The fractured Moon: Production and saturation of porosity in the lunar highlands from impact crateringSoderblom, J.; Evans, A.; Johnson, B.; Melosh, H.; Miljkovic, Katarina; Phillips, R.; Andrews-Hanna, J.; Bierson, C.; Head, J.; Milbury, C.; Neumann, G.; Nimmo, F.; Smith, D.; Solomon, S.; Sori, M.; Wieczorek, M.; Zuber, M. (2015)©2015. American Geophysical Union. All Rights Reserved. We have analyzed the Bouguer anomaly (BA) of ~1200 complex craters in the lunar highlands from Gravity Recovery and Interior Laboratory observations. The BA of these ...

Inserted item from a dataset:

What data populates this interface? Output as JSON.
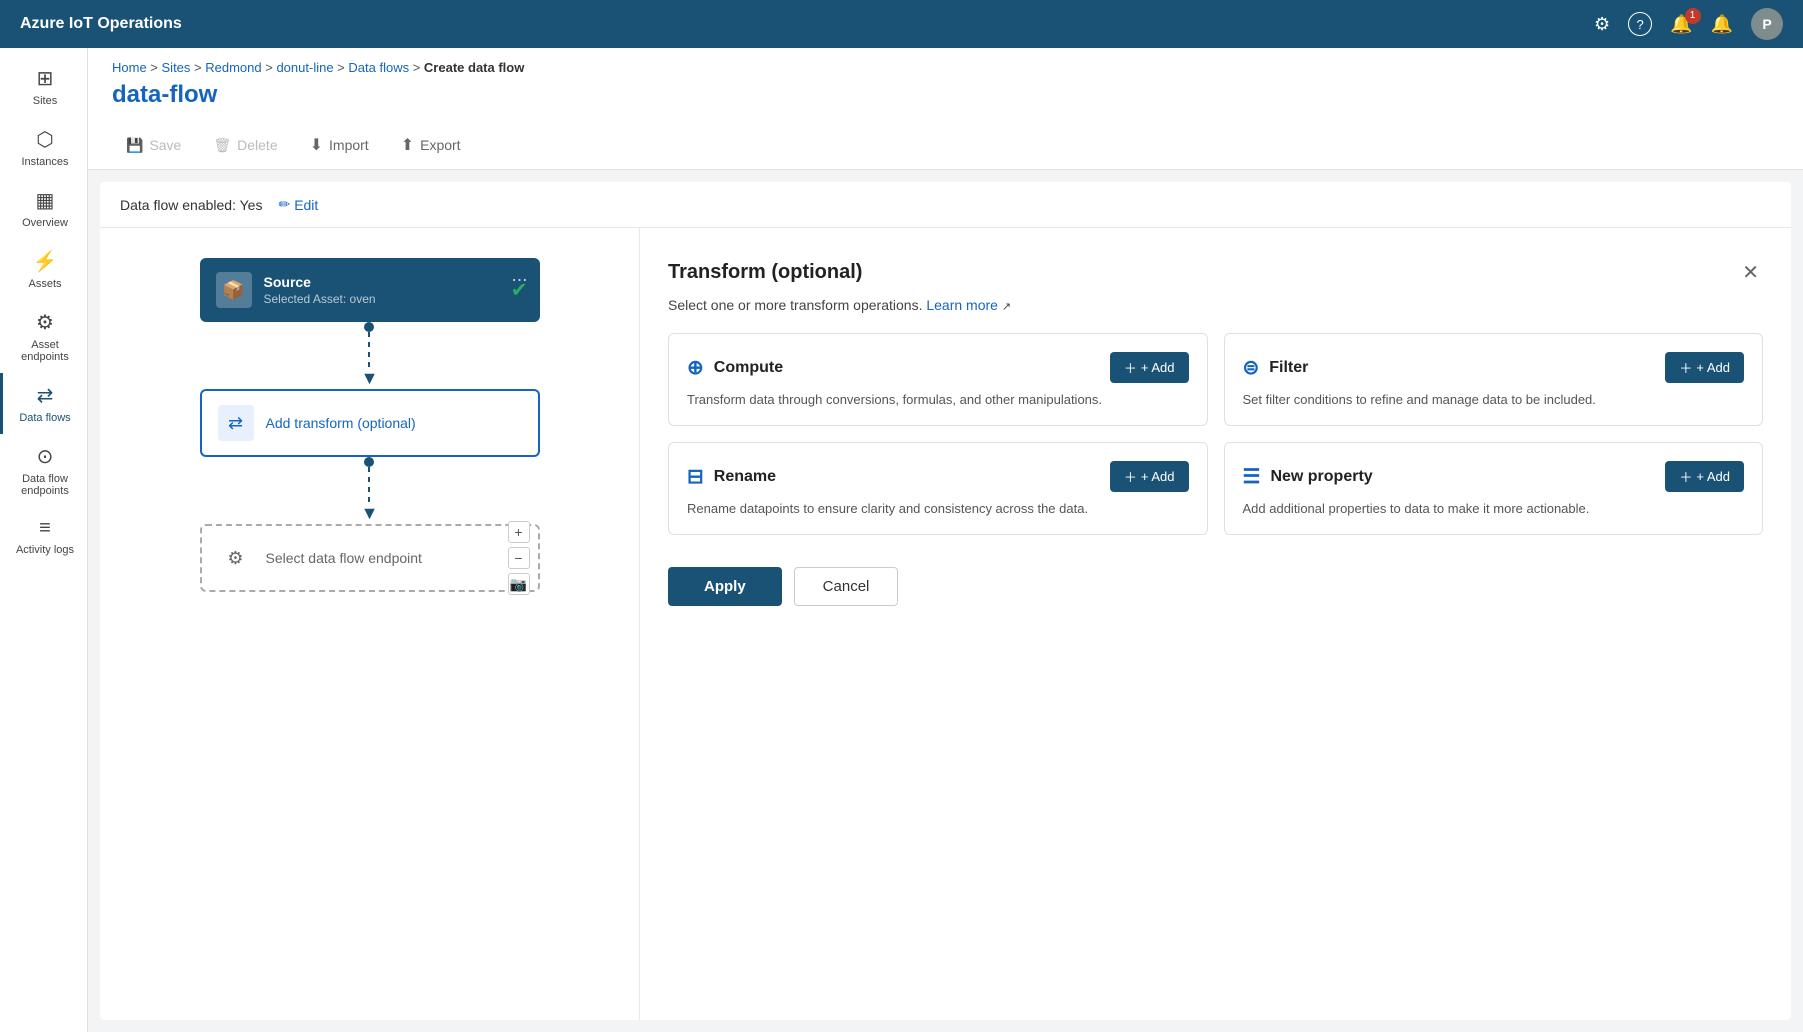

Smith, A.; Crawford, I.; Gowen, R.; Ambrosi, R.; Anand, M.; Banerdt, B.; Bannister, N.; Bowles, N.; Braithwaite, C.; Brown, P.; Chela-Flores, J.; Cholinser, T.; Church, P.; Coates, A.; Colaprete, T.; Collins, G.; Collinson, G.; Cook, T.; Elphic, R.; Fraser, G.; Gao, Y.; Gibson, E.; Glotch, T.; Grande, M.; Griffiths, A.; Grygorczuk, J.; Gudipati, M.; Hagermann, A.; Heldmann, J.; Hood, L.; Jones, A.; Joy, K.; Khavroshkin, O.; Klingelhoefer, G.; Knapmeyer, M.; Kramer, G.; Lawrence, D.; Marczewski, W.; McKenna-Lawlor, S.; Miljkovic, Katarina; Narendranath, S.; Palomba, E.; Phipps, A.; Pike, W.; Pullan, D.; Rask, J.; Richard, D.; Seweryn, K.; Sheridan, S.; Sims, M.; Sweeting, M.; Swindle, T.; Talboys, D.; Taylor, L.; Teanby, N.; Tong, V.; Ulamec, S.; Wawrzaszek, R.; Wieczorek, M.; Wilson, L.; Wright, I. (2012)Emplacement of four or more kinetic penetrators geographically distributed over the lunar surface can enable a broad range of scientific exploration objectives of high priority and provide significant synergy with planned ...